*** Opening of INFORMATION SUPPLIED ***

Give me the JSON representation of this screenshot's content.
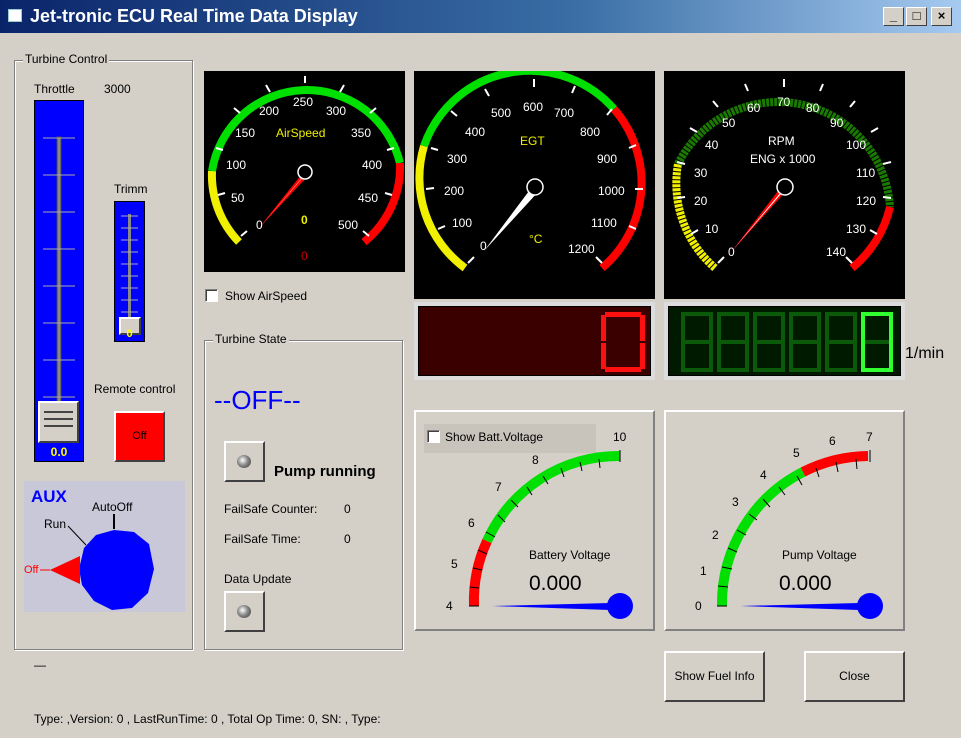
{
  "window": {
    "title": "Jet-tronic ECU Real Time Data Display",
    "minimize_glyph": "_",
    "maximize_glyph": "□",
    "close_glyph": "×"
  },
  "turbine_control": {
    "group_label": "Turbine Control",
    "throttle_label": "Throttle",
    "throttle_max_label": "3000",
    "throttle_value": "0.0",
    "trimm_label": "Trimm",
    "trimm_value": "0",
    "remote_control_label": "Remote control",
    "remote_button_label": "Off",
    "remote_button_color": "#ff0000",
    "aux": {
      "title": "AUX",
      "off_label": "Off",
      "run_label": "Run",
      "autooff_label": "AutoOff",
      "knob_color": "#0000ff",
      "pointer_color": "#ff0000"
    },
    "dash_label": "—"
  },
  "gauges": {
    "airspeed": {
      "label": "AirSpeed",
      "ticks": [
        "0",
        "50",
        "100",
        "150",
        "200",
        "250",
        "300",
        "350",
        "400",
        "450",
        "500"
      ],
      "value": "0",
      "value2": "0",
      "show_label": "Show AirSpeed",
      "show_checked": false
    },
    "egt": {
      "label": "EGT",
      "unit": "°C",
      "ticks": [
        "0",
        "100",
        "200",
        "300",
        "400",
        "500",
        "600",
        "700",
        "800",
        "900",
        "1000",
        "1100",
        "1200"
      ],
      "digital_value": "0"
    },
    "rpm": {
      "label": "RPM",
      "sublabel": "ENG x 1000",
      "ticks": [
        "0",
        "10",
        "20",
        "30",
        "40",
        "50",
        "60",
        "70",
        "80",
        "90",
        "100",
        "110",
        "120",
        "130",
        "140"
      ],
      "digital_value": "0",
      "unit": "1/min"
    },
    "battery": {
      "show_label": "Show Batt.Voltage",
      "show_checked": false,
      "ticks": [
        "4",
        "5",
        "6",
        "7",
        "8",
        "10"
      ],
      "label": "Battery Voltage",
      "value": "0.000"
    },
    "pump": {
      "ticks": [
        "0",
        "1",
        "2",
        "3",
        "4",
        "5",
        "6",
        "7"
      ],
      "label": "Pump Voltage",
      "value": "0.000"
    }
  },
  "turbine_state": {
    "group_label": "Turbine State",
    "state": "--OFF--",
    "pump_label": "Pump running",
    "failsafe_counter_label": "FailSafe Counter:",
    "failsafe_counter_value": "0",
    "failsafe_time_label": "FailSafe Time:",
    "failsafe_time_value": "0",
    "data_update_label": "Data Update"
  },
  "buttons": {
    "show_fuel_info": "Show Fuel Info",
    "close": "Close"
  },
  "status_bar": "Type: ,Version:  0 , LastRunTime: 0 , Total Op Time:  0, SN: , Type:",
  "colors": {
    "green": "#00e000",
    "yellow": "#f0f000",
    "red": "#ff0000",
    "dark_green": "#1a7a00",
    "throttle_blue": "#0000ff"
  }
}
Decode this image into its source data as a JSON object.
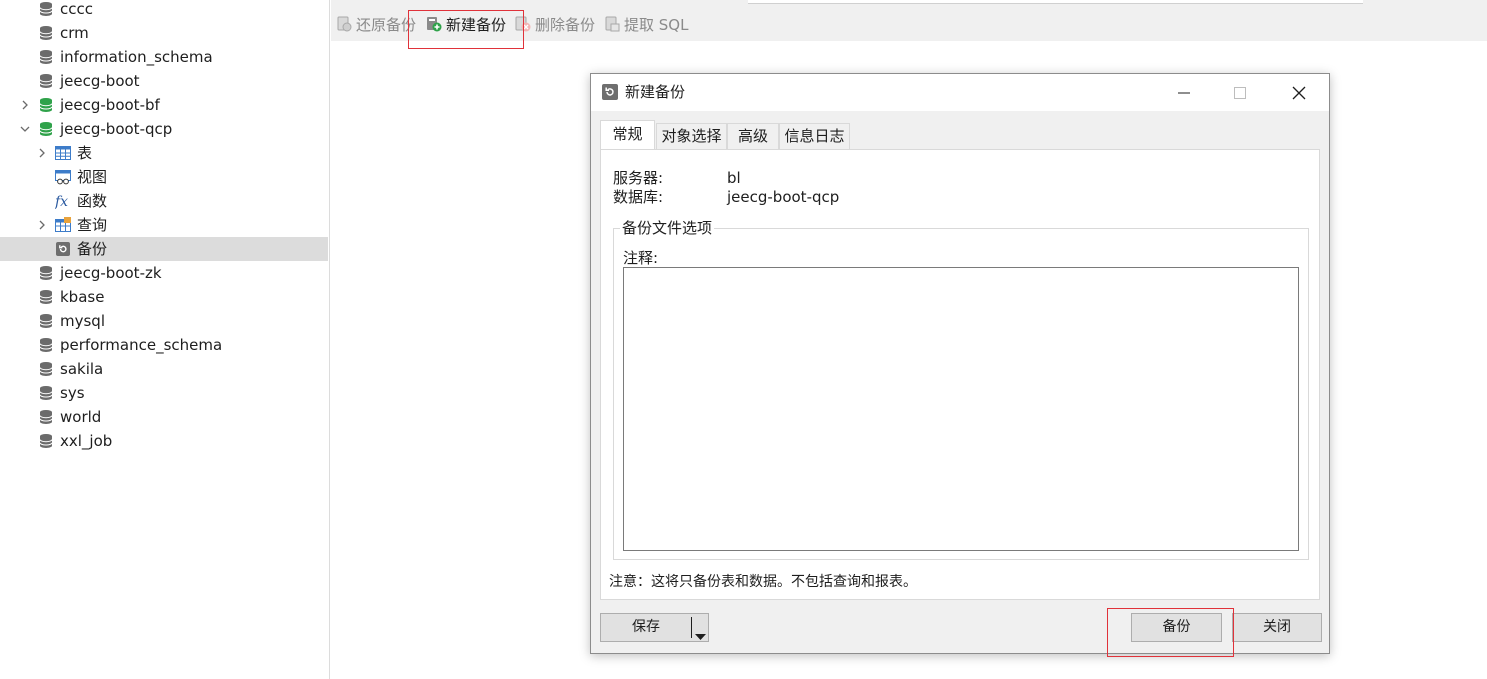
{
  "sidebar": {
    "items": [
      {
        "label": "cccc",
        "icon": "database-icon",
        "connected": false
      },
      {
        "label": "crm",
        "icon": "database-icon",
        "connected": false
      },
      {
        "label": "information_schema",
        "icon": "database-icon",
        "connected": false
      },
      {
        "label": "jeecg-boot",
        "icon": "database-icon",
        "connected": false
      },
      {
        "label": "jeecg-boot-bf",
        "icon": "database-icon",
        "connected": true,
        "expander": "collapsed"
      },
      {
        "label": "jeecg-boot-qcp",
        "icon": "database-icon",
        "connected": true,
        "expander": "expanded"
      },
      {
        "label": "表",
        "icon": "table-icon",
        "expander": "collapsed",
        "child": true
      },
      {
        "label": "视图",
        "icon": "view-icon",
        "child": true
      },
      {
        "label": "函数",
        "icon": "function-icon",
        "child": true
      },
      {
        "label": "查询",
        "icon": "query-icon",
        "expander": "collapsed",
        "child": true
      },
      {
        "label": "备份",
        "icon": "backup-icon",
        "child": true,
        "selected": true
      },
      {
        "label": "jeecg-boot-zk",
        "icon": "database-icon",
        "connected": false
      },
      {
        "label": "kbase",
        "icon": "database-icon",
        "connected": false
      },
      {
        "label": "mysql",
        "icon": "database-icon",
        "connected": false
      },
      {
        "label": "performance_schema",
        "icon": "database-icon",
        "connected": false
      },
      {
        "label": "sakila",
        "icon": "database-icon",
        "connected": false
      },
      {
        "label": "sys",
        "icon": "database-icon",
        "connected": false
      },
      {
        "label": "world",
        "icon": "database-icon",
        "connected": false
      },
      {
        "label": "xxl_job",
        "icon": "database-icon",
        "connected": false
      }
    ]
  },
  "toolbar": {
    "restore_label": "还原备份",
    "new_label": "新建备份",
    "delete_label": "删除备份",
    "extract_label": "提取 SQL"
  },
  "dialog": {
    "title": "新建备份",
    "tabs": [
      "常规",
      "对象选择",
      "高级",
      "信息日志"
    ],
    "active_tab": "常规",
    "server_label": "服务器:",
    "server_value": "bl",
    "database_label": "数据库:",
    "database_value": "jeecg-boot-qcp",
    "group_title": "备份文件选项",
    "comment_label": "注释:",
    "comment_value": "",
    "note": "注意：这将只备份表和数据。不包括查询和报表。",
    "save_label": "保存",
    "backup_label": "备份",
    "close_label": "关闭"
  },
  "colors": {
    "db_connected": "#2fa24a",
    "db_disconnected": "#6b6b6b",
    "highlight": "#e0323a",
    "selected_row": "#dcdcdc"
  }
}
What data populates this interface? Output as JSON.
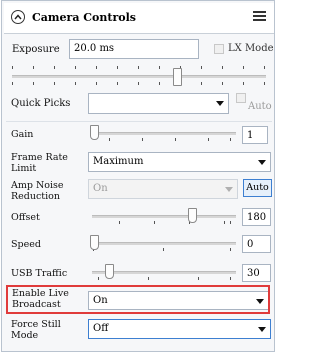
{
  "header": {
    "title": "Camera Controls"
  },
  "exposure": {
    "label": "Exposure",
    "value": "20.0 ms",
    "lx_mode_label": "LX Mode"
  },
  "quick_picks": {
    "label": "Quick Picks",
    "value": "",
    "auto_label": "Auto"
  },
  "gain": {
    "label": "Gain",
    "value": "1",
    "level": 0
  },
  "frame_rate": {
    "label": "Frame Rate Limit",
    "value": "Maximum"
  },
  "amp_noise": {
    "label": "Amp Noise Reduction",
    "value": "On",
    "button": "Auto"
  },
  "offset": {
    "label": "Offset",
    "value": "180"
  },
  "speed": {
    "label": "Speed",
    "value": "0",
    "level": 0
  },
  "usb_traffic": {
    "label": "USB Traffic",
    "value": "30"
  },
  "live_broadcast": {
    "label": "Enable Live Broadcast",
    "value": "On"
  },
  "force_still": {
    "label": "Force Still Mode",
    "value": "Off"
  },
  "colors": {
    "highlight": "#e03b3b",
    "accent": "#3d7fd1",
    "border": "#a9b4c2"
  }
}
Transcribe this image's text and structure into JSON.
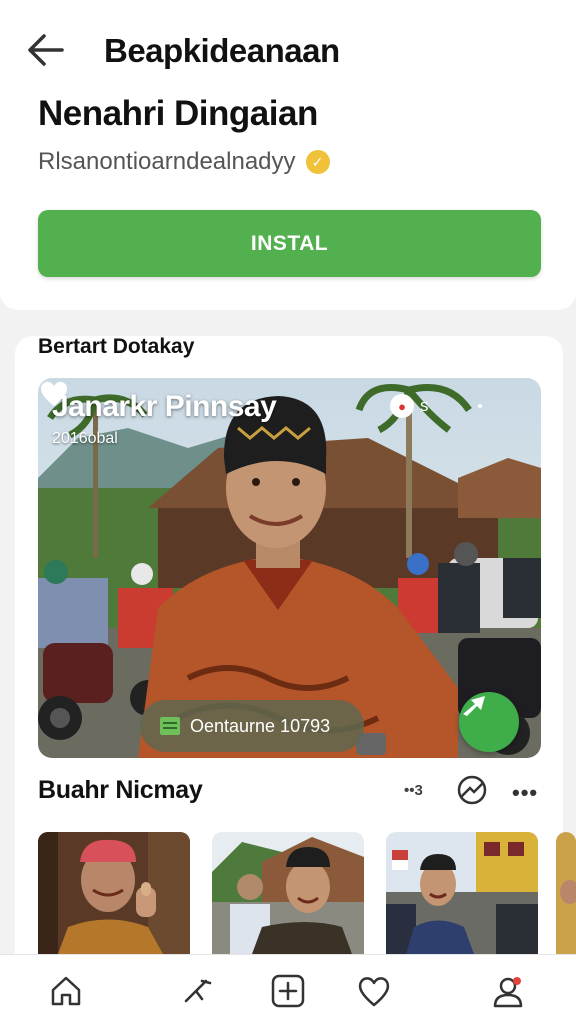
{
  "header": {
    "title": "Beapkideanaan"
  },
  "profile": {
    "name": "Nenahri Dingaian",
    "subtitle": "Rlsanontioarndealnadyy",
    "install_label": "INSTAL"
  },
  "featured": {
    "section_title": "Bertart Dotakay",
    "card_title": "Janarkr Pinnsay",
    "card_date": "2016obal",
    "badge_text": "s",
    "pill_label": "Oentaurne  10793"
  },
  "popular": {
    "section_title": "Buahr Nicmay",
    "count_label": "••3",
    "more_label": "•••"
  },
  "nav": {
    "items": [
      "home-icon",
      "activity-icon",
      "add-icon",
      "heart-icon",
      "profile-icon"
    ]
  },
  "colors": {
    "accent_green": "#53b04f",
    "fab_green": "#3fae4a",
    "verify_gold": "#f0c23a",
    "notify_red": "#e0443a"
  }
}
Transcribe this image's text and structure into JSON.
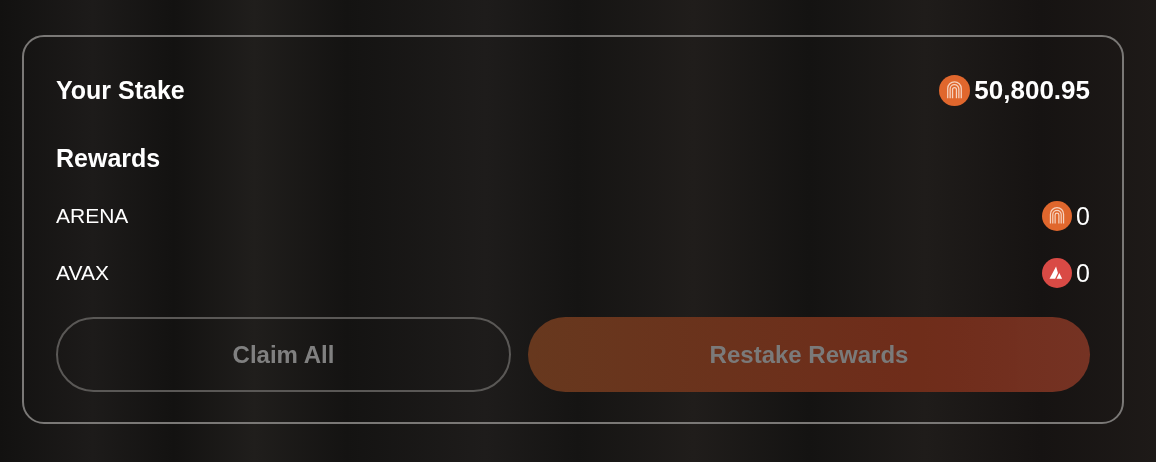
{
  "stake": {
    "label": "Your Stake",
    "kind": "arena",
    "amount": "50,800.95"
  },
  "rewards": {
    "title": "Rewards",
    "items": [
      {
        "name": "ARENA",
        "kind": "arena",
        "amount": "0"
      },
      {
        "name": "AVAX",
        "kind": "avax",
        "amount": "0"
      }
    ]
  },
  "buttons": [
    {
      "label": "Claim All",
      "kind": "outline",
      "disabled": true
    },
    {
      "label": "Restake Rewards",
      "kind": "primary",
      "disabled": true
    }
  ]
}
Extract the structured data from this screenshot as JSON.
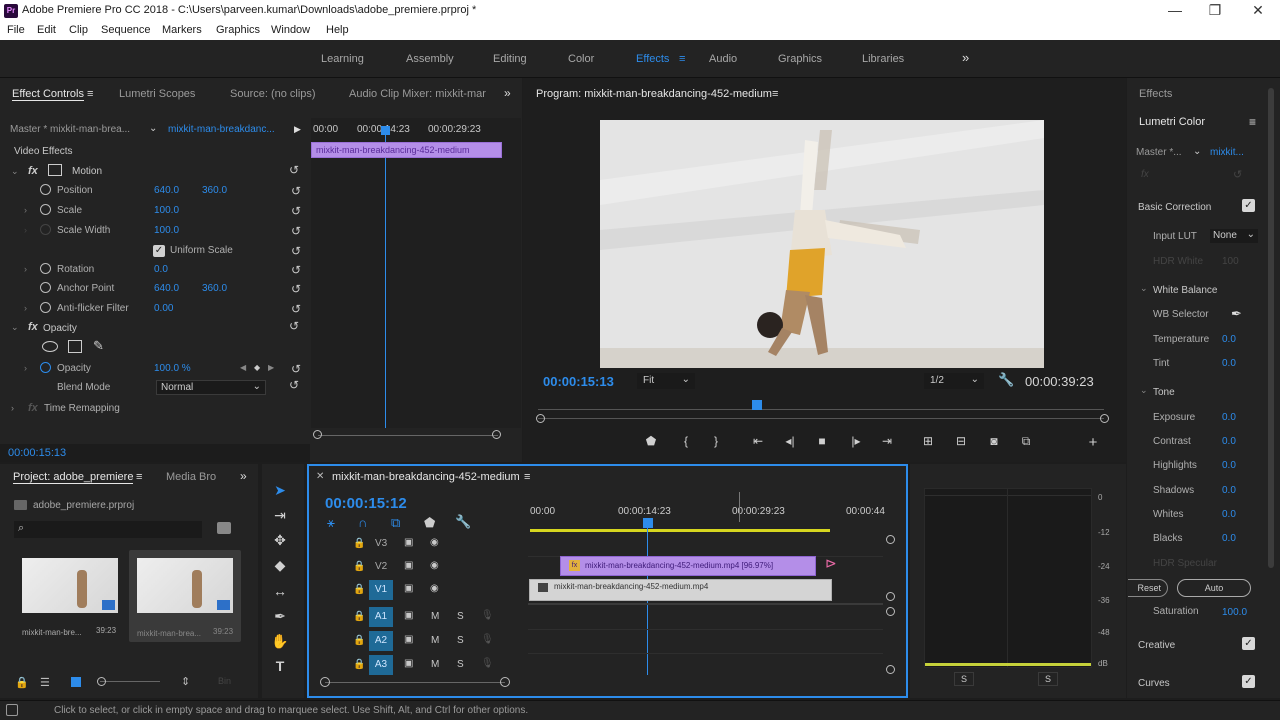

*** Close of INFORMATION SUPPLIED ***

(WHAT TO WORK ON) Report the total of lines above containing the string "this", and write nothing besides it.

(REPLY TO THE TASK) 6